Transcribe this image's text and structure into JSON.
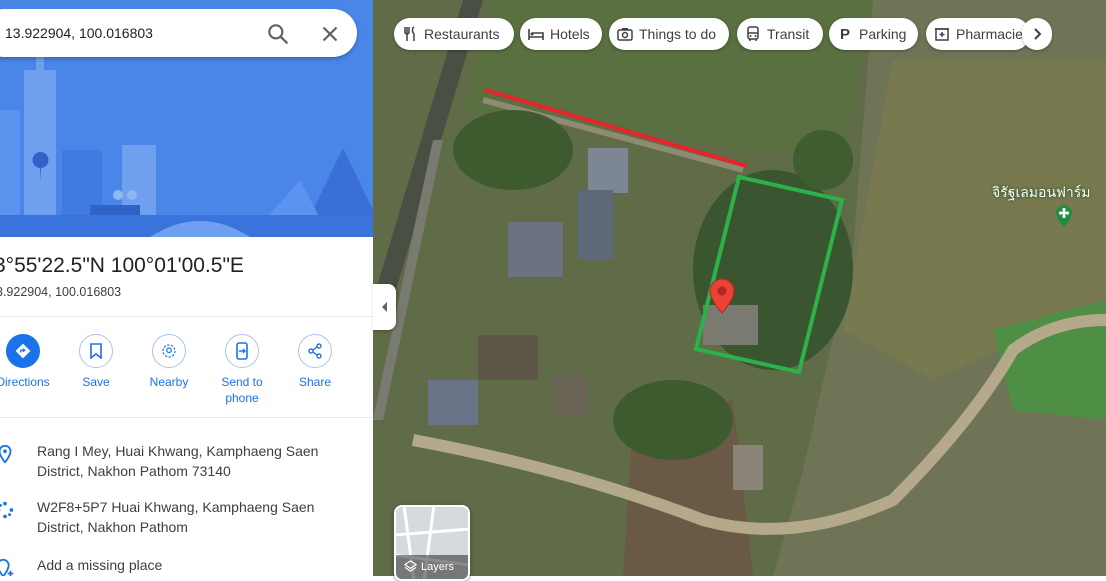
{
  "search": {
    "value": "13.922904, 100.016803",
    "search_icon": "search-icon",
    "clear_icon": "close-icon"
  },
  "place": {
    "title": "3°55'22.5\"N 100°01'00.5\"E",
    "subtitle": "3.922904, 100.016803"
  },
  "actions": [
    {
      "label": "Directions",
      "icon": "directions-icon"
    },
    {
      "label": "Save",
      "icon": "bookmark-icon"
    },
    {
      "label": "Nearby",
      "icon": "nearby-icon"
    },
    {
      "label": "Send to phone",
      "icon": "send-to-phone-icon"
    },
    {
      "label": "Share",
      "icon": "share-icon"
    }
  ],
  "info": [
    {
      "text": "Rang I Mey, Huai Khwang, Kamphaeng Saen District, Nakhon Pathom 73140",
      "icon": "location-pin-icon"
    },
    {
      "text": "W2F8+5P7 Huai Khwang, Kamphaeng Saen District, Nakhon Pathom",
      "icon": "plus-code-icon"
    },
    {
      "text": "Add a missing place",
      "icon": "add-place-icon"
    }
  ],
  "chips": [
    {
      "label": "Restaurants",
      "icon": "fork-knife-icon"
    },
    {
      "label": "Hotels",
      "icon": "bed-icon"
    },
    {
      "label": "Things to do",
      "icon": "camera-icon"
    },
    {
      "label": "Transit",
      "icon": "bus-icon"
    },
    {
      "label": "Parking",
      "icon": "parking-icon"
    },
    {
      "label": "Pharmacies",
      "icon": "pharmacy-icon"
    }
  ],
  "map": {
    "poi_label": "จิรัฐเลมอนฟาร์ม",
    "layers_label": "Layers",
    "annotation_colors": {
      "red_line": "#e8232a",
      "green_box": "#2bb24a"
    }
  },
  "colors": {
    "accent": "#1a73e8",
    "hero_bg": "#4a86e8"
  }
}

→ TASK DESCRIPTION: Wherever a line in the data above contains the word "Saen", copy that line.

→ EXERCISE SOLUTION:
      "text": "Rang I Mey, Huai Khwang, Kamphaeng Saen District, Nakhon Pathom 73140",
      "text": "W2F8+5P7 Huai Khwang, Kamphaeng Saen District, Nakhon Pathom",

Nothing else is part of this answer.